Whether the size of the Group, balancing your in- and outflows of cash will ensure a smoother day-to-day running of your business while building sufficient reserves to stand against harder times. Additionally, by not making common mistakes, you maintain an overview of the development of Working Capital, including actual numbers, budget, and forecast. 

Fx adjustments – a troublemaker for correct numbers in your Cash Flow 

Something we often see becoming a trouble maker for the Group that wants to deliver correct numbers is how they translate Cash Flow from local currency to group currency. The common challenge is that many groups do not use debit/credit to calculate cash flow.

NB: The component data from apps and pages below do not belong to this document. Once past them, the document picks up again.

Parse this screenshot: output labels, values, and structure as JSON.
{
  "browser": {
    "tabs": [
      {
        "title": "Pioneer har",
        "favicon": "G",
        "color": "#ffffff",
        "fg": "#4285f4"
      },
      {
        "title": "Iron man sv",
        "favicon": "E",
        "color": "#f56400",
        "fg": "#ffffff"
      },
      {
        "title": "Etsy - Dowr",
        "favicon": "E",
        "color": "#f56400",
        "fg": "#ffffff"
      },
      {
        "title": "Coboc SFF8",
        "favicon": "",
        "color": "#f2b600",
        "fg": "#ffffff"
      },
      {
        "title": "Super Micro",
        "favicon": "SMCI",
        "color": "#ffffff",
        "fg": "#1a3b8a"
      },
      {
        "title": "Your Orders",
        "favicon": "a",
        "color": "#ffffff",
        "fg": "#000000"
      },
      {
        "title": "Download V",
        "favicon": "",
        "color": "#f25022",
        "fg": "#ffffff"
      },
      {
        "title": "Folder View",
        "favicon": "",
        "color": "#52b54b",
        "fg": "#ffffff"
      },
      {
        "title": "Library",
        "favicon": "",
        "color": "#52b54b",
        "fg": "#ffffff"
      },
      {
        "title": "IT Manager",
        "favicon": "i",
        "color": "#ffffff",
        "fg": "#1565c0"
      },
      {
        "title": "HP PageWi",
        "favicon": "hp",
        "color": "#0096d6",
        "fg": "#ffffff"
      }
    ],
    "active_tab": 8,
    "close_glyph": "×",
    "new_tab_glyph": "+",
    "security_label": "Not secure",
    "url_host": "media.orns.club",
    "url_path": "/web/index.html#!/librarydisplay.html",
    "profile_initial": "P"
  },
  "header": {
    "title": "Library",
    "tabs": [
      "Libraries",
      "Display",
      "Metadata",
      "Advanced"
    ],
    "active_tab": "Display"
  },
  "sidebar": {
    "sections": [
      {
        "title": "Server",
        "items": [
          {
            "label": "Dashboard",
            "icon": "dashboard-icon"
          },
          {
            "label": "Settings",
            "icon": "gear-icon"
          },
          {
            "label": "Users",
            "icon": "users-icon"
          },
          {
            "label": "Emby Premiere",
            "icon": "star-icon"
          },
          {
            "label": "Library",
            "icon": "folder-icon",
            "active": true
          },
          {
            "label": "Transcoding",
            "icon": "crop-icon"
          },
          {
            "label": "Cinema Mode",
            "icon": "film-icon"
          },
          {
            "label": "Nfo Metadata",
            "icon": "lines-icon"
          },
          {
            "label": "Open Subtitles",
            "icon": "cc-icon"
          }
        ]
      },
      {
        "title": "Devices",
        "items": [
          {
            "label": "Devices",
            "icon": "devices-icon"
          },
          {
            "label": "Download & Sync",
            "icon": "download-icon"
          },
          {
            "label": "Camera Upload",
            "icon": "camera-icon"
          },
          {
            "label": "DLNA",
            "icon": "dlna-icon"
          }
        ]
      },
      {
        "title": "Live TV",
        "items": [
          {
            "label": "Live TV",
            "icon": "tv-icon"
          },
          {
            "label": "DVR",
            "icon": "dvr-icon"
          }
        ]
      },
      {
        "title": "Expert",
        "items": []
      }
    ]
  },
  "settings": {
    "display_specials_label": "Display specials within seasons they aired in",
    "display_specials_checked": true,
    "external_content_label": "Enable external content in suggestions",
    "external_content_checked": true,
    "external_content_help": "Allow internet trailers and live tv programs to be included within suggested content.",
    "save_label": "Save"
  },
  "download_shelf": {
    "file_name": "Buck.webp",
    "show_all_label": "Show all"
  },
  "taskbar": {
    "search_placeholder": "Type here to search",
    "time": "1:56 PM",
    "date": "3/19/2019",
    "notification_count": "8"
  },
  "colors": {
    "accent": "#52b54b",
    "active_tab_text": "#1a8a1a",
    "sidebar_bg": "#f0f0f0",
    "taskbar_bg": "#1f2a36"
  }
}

Instead, when calculating, e.g., inventory, they apply one exchange rate at the beginning of the year and another at the end of the year, not counting for the fluctuation of the foreign currency. As a result, if the inventory started on 100 and ended on 100, the number might still differ because of the two time periods. On the other hand, a debit/credit method will apply the group currency to the difference in the ‘actual’ value of the inventory, in this case, 0. By changing this small part, you can already remove one irregularity in your reporting.

Make Cash Flow a part of your Monthly Reporting. 

If you have ever made a wrong call due to not knowing where your cash was floating out of your Group, then don’t take this habit into your accounting manners. Get started on a good Cash Flow Statement as part of your monthly consolidation. Besides knowing that you deliver a correct cash flow and ensuring compliance with industry and legal standards, there are many reasons to incorporate a monthly Cash Flow statement in your reporting. Thereby, you can quickly determine, for example, why, where, and when your debitors are increasing and fix this ongoingly.  

We recommend using consolidation software to avoid unintendedly making mistakes in your last-minute cash flows and the group spending money they do not yet have. There are many advantages of an actual system vs. a spreadsheet solution, but mainly to ensure correct data flow from all groups and translate your Cash flows into budgets and forecasts for the following year. Even for SMEs, we believe the advantages of using a consolidation system for cash flow outweigh the costs. If you have just a few consolidated entities in your Group, chances are that the cash flow is not embedded in daily routines.

If we can help or advise you with a practical walk-through of how to set up and read the cash flow on every level of your Group, we would love to help you get started. 

Contact us for an honest talk with our team of group finance professionals who will give you excellent and practical advice. 

Claus Finderup Grove, CEO at Konsolidator